4. Procédé de construction d'un concatémère d'ADN selon l'une quelconque des revendications 1 à 3, dans lequel la longueur moyenne de la séquence de bases de la séquence auxiliaire correspondante liée à chaque fragment d'unité d'ADN est deux fois ou plus la longueur moyenne de la séquence de bases du fragment d'unité d'ADN.
 
5. Procédé de construction d'un concatémère d'ADN selon l'une quelconque des revendications 1 à 4, dans lequel chaque fragment d'unité d'ADN n'a pas une longueur supérieure à 1600 pb.
 
6. Procédé de construction d'un concatémère d'ADN selon l'une quelconque des revendications 1 à 5, dans lequel
les fragments d'unité d'ADN sont utilisés pour construire un concatémère d'ADN, le concatémère d'ADN comprenant des assemblages d'ADN comprenant chacun les fragments d'unité d'ADN, et
l'étape de préparation de solutions contenant des types multiples de fragments d'unité d'ADN comprend une étape de conception de chaque fragment d'unité d'ADN, la conception étant conduite de telle manière que la séquence de bases de chaque assemblage d'ADN, lorsqu'elle est divisée par le nombre de types de ses fragments d'unité d'ADN constituants en parties égales, comporte une séquence non palindromique à proximité de chaque limite entre deux parties égales adjacentes, et que chaque fragment d'unité d'ADN ait une telle séquence non palindromique à une extrémité et soit séparé par la séquence non palindromique d'un fragment d'unité d'ADN adjacent.
 
7. Procédé de construction d'un concatémère d'ADN selon l'une quelconque des revendications 1 à 6, dans lequel l'enzyme de restriction est une enzyme de restriction de type II.
 
8. Procédé de construction d'un concatémère d'ADN selon l'une quelconque des revendications 1 à 7, comprenant en outre :
une étape, avant l'étape de retrait, de mélange de deux ou plus de deux solutions contenant des fragments d'unité d'ADN choisis parmi les solutions contenant des fragments d'unité d'ADN.
 
9. Procédé de construction d'un concatémère d'ADN selon l'une quelconque des revendications 1 à 8, comprenant en outre :
une étape de, après l'étape de retrait et avant l'étape d'assemblage, inactivation de l'enzyme de restriction.
 
10. Procédé de construction d'un concatémère d'ADN selon l'une quelconque des revendications 1 à 9, dans lequel le micro-organisme est Bacillus subtilis.
 




Drawing

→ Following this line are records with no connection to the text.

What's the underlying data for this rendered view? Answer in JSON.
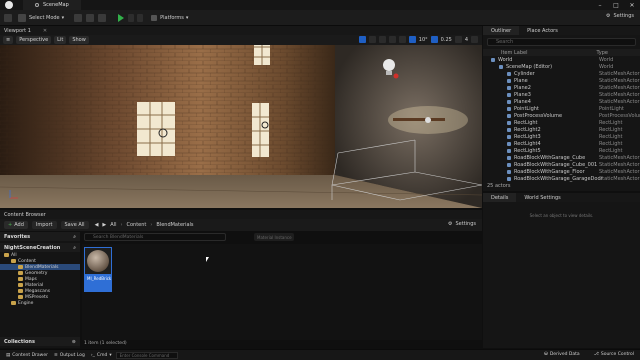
{
  "app": {
    "map_tab": "SceneMap"
  },
  "toolbar": {
    "select_mode": "Select Mode",
    "platforms": "Platforms",
    "settings": "Settings"
  },
  "viewport": {
    "tab_title": "Viewport 1",
    "perspective": "Perspective",
    "lit": "Lit",
    "show": "Show",
    "angle_value": "10°",
    "scale_value": "0.25",
    "camera_speed": "4"
  },
  "outliner": {
    "tab_outliner": "Outliner",
    "tab_place_actors": "Place Actors",
    "search_placeholder": "Search",
    "col_item_label": "Item Label",
    "col_type": "Type",
    "rows": [
      {
        "label": "World",
        "type": "World",
        "indent": 0
      },
      {
        "label": "SceneMap (Editor)",
        "type": "World",
        "indent": 1
      },
      {
        "label": "Cylinder",
        "type": "StaticMeshActor",
        "indent": 2
      },
      {
        "label": "Plane",
        "type": "StaticMeshActor",
        "indent": 2
      },
      {
        "label": "Plane2",
        "type": "StaticMeshActor",
        "indent": 2
      },
      {
        "label": "Plane3",
        "type": "StaticMeshActor",
        "indent": 2
      },
      {
        "label": "Plane4",
        "type": "StaticMeshActor",
        "indent": 2
      },
      {
        "label": "PointLight",
        "type": "PointLight",
        "indent": 2
      },
      {
        "label": "PostProcessVolume",
        "type": "PostProcessVolume",
        "indent": 2
      },
      {
        "label": "RectLight",
        "type": "RectLight",
        "indent": 2
      },
      {
        "label": "RectLight2",
        "type": "RectLight",
        "indent": 2
      },
      {
        "label": "RectLight3",
        "type": "RectLight",
        "indent": 2
      },
      {
        "label": "RectLight4",
        "type": "RectLight",
        "indent": 2
      },
      {
        "label": "RectLight5",
        "type": "RectLight",
        "indent": 2
      },
      {
        "label": "RoadBlockWithGarage_Cube",
        "type": "StaticMeshActor",
        "indent": 2
      },
      {
        "label": "RoadBlockWithGarage_Cube_001",
        "type": "StaticMeshActor",
        "indent": 2
      },
      {
        "label": "RoadBlockWithGarage_Floor",
        "type": "StaticMeshActor",
        "indent": 2
      },
      {
        "label": "RoadBlockWithGarage_GarageDoor",
        "type": "StaticMeshActor",
        "indent": 2
      }
    ],
    "count": "25 actors"
  },
  "details": {
    "tab_details": "Details",
    "tab_world_settings": "World Settings",
    "empty_message": "Select an object to view details."
  },
  "content_browser": {
    "tab": "Content Browser",
    "add": "Add",
    "import": "Import",
    "save_all": "Save All",
    "crumbs": [
      "All",
      "Content",
      "BlendMaterials"
    ],
    "settings": "Settings",
    "favorites": "Favorites",
    "project": "NightSceneCreation",
    "tree": [
      {
        "label": "All",
        "indent": 0,
        "selected": false
      },
      {
        "label": "Content",
        "indent": 1,
        "selected": false
      },
      {
        "label": "BlendMaterials",
        "indent": 2,
        "selected": true
      },
      {
        "label": "Geometry",
        "indent": 2,
        "selected": false
      },
      {
        "label": "Maps",
        "indent": 2,
        "selected": false
      },
      {
        "label": "Material",
        "indent": 2,
        "selected": false
      },
      {
        "label": "Megascans",
        "indent": 2,
        "selected": false
      },
      {
        "label": "MSPresets",
        "indent": 2,
        "selected": false
      },
      {
        "label": "Engine",
        "indent": 1,
        "selected": false
      }
    ],
    "collections": "Collections",
    "search_placeholder": "Search BlendMaterials",
    "filter_placeholder": "Material Instance",
    "asset_label": "MI_RedBrick",
    "status": "1 item (1 selected)"
  },
  "statusbar": {
    "content_drawer": "Content Drawer",
    "output_log": "Output Log",
    "cmd": "Cmd",
    "cmd_placeholder": "Enter Console Command",
    "derived_data": "Derived Data",
    "source_control": "Source Control"
  },
  "colors": {
    "accent": "#2f6fd6",
    "play": "#32b04a",
    "folder": "#c9a34b"
  }
}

Cited references

REFERENCES CITED IN THE DESCRIPTION



This list of references cited by the applicant is for the reader's convenience only. It does not form part of the European patent document. Even though great care has been taken in compiling the references, errors or omissions cannot be excluded and the EPO disclaims all liability in this regard.

Patent documents cited in the description




Non-patent literature cited in the description